As for what to expect legislatively, if President-elect Trump and Speaker of the House Paul Ryan can work out their differences, the Speaker may be able to take advantage of the opportunity to implement his lengthy policy platform, “A Better Way.”
The President-elect has indicated he is willing to defer much of the policymaking to Congress, and thus Ryan may be given the ability to pass several his long-desired reforms, such as efforts to simplify the tax code and cut down on business regulations.
On the Senate side, Majority Leader Mitch McConnell has come out of this election stronger than ever, as he maintains control over the Senate despite losing two seats in Illinois and New Hampshire.
McConnell did a far better job of supporting a Trump candidacy than Ryan, and thus likely stands to have much more pull in prioritizing his policy goals with the Trump White House.
Of importance to McConnell, however, will be building a relationship with new Minority Leader Chuck Schumer and the 48 democratic Senators who still maintain the ability to block many republican policy efforts with the threat of a filibuster.
Before all of this happens, we still have the remaining days of the Obama Administration. Here’s what the latest inside-baseball information is on Friday, November 11th…Remember, things change quickly in D.C., so this is only accurate for now…
- The Water Resources Development Act (WRDA), which contains funding for Flint and additional funding for NCEH’s lead program and establishes the lead registry, is no longer viable. While it is true the legislation has passed both the House and Senate, the differences are great and now the powers that be are saying they are going to put this legislation off till the next Congress to give President-elect Trump an early victory.
- The budget needs to be passed or another continuing resolution needs to be enacted by December 9, 2016. Before the election, there was a lot of talk about an omnibus (all appropriation bills in one bill) or a minibus (a couple of spending bills and a continuing resolution for the rest) bill getting done by the end of the year. Now it seems that House of Representatives members are calling for a continuing resolution to allow for President-elect Trump to weigh in on the budget.
- Emergency Spending Legislation. While Congress seems to be punting on both WRDA and the budget, they do seem to be interested in providing funding to Louisiana for flooding, North Carolina hurricane rebuilding and Flint. Stay tuned for what this will look like.
Please know that while the game has changed due to the new President-elect, our goals remain the same — to promote, invest and improve the Environmental health profession and the environmental health of the country. We will continue to do this work for you each and every day.

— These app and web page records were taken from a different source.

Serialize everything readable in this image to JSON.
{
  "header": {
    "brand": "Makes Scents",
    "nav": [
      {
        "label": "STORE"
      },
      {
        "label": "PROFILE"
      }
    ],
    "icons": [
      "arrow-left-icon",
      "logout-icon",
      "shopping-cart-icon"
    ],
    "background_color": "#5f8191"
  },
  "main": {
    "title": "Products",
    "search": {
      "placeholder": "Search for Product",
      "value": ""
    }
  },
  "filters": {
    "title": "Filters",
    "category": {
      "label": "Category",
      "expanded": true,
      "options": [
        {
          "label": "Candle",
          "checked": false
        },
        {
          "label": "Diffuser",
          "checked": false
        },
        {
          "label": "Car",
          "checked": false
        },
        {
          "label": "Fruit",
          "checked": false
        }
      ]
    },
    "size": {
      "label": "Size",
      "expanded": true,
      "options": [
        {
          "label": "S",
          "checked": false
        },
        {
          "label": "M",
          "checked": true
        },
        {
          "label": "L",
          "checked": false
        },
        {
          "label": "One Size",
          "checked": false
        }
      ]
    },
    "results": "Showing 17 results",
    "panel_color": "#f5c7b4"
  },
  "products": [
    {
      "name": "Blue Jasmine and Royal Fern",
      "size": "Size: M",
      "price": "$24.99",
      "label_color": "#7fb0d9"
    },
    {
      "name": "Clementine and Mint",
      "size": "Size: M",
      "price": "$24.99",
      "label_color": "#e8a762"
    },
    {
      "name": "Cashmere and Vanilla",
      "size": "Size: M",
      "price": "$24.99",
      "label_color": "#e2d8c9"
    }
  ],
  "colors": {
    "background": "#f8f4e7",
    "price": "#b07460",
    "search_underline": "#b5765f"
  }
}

Thank you for all that you do each day to keep us safe every day.
Director of Government Affairs